Saudis and UAE begin quiet talks with Tehran in epic Gulf somersault
The UAE and Saudi Arabia have quietly embarked on talks with Tehran, after waiting in vain for two months for US forces to punish Iran for attacking their oil facilities. DEBKAfile’s sources report that Gulf states, led by the United Arab Emirates and Saudi Arabia, have concluded that the Trump administration’s goals are not consistent with their own. An official in Abu Dhabi commented this week: “If this [negotiations with Iran] is what Washington is after, we have no interest in participating in his maritime security coalition plan for the Gulf, since its deterrent power will be extremely limited.”
The US-led coalition force has indeed been slow to take off because it is either spurned or ignored by most of the governments invited to join.
The UAE crown prince Sheikh Muhammed bin Ziyad (MbZ) was the first to break away for an independent initiative. DEBKAfile’s intelligence sources report that a UAE delegation arrived in Tehran on July 30 to meet Iranian leaders first time in six years of animosity. They discussed the security of navigation in the Gulf, the Strait of Hormuz and the gateway to the Red Sea through the Straits of Abu Mandeb. According to our sources, Abu Dhabi marked the rapprochement by withdrawing its military forces from Yemen and handing over the islands in the mouth of Mandeb and a section of the Saudi western shore to a Yemeni militia, some of whose members were once associated with the pro-Iranian Houthi insurgents.
These developments encouraged Tehran, our exclusive sources report, to turn secretly to Saudi Crown Prince Muhammed Bin Salman and propose positive talks like those underway with the UAE. There are first signs that MbS is seriously considering the offer.
This flip flop by Washington’s two senior allies in the Gulf reduces the Trump Administration’s levers against Tehran to sanctions. Iran has meanwhile managed to break out of the international isolation imposed by the US.

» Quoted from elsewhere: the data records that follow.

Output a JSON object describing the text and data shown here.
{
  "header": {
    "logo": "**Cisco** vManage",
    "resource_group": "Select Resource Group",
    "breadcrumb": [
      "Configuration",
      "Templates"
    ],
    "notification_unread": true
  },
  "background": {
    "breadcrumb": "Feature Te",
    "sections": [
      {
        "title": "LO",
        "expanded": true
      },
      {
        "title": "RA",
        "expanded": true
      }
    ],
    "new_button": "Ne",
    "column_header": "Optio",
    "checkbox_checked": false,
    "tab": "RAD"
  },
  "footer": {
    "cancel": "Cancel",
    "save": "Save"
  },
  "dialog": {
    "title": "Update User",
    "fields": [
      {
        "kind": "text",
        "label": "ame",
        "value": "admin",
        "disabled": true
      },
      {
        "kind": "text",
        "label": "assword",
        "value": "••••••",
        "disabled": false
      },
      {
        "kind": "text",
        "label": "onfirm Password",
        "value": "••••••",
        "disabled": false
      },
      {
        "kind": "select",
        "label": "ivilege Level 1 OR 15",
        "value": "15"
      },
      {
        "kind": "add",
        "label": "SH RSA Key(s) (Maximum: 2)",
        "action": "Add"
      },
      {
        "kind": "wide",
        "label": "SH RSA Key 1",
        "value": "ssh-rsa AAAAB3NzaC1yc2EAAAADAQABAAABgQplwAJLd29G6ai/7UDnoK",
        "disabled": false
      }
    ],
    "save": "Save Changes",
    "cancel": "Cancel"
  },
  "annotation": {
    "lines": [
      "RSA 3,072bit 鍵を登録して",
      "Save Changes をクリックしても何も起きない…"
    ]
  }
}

This turn of events bears heavily on Israel’s drive against Iran and the personal standing of Prime Minister Binyamin Netanyahu at a time that he is leading his Likud party in a campaign for re-election in September.
The Netanyahu-Trump strategic partnership and its ties with the Gulf Arab lineup against Tehran are critical elements for showcasing in his campaign. The turnabout in the Gulf, when it sees the light of day, may put the prime minister on the spot. He will have to explain why Israel has come out as the only nation in the region willing to engage Iran militarily and how come he has lost the active backing of Washington, Riyadh or Abu Dhabi. His most likely option will be to talk up the economic and tech aspects of the ties he has developed with Gulf nations as the strongest element of the alliance.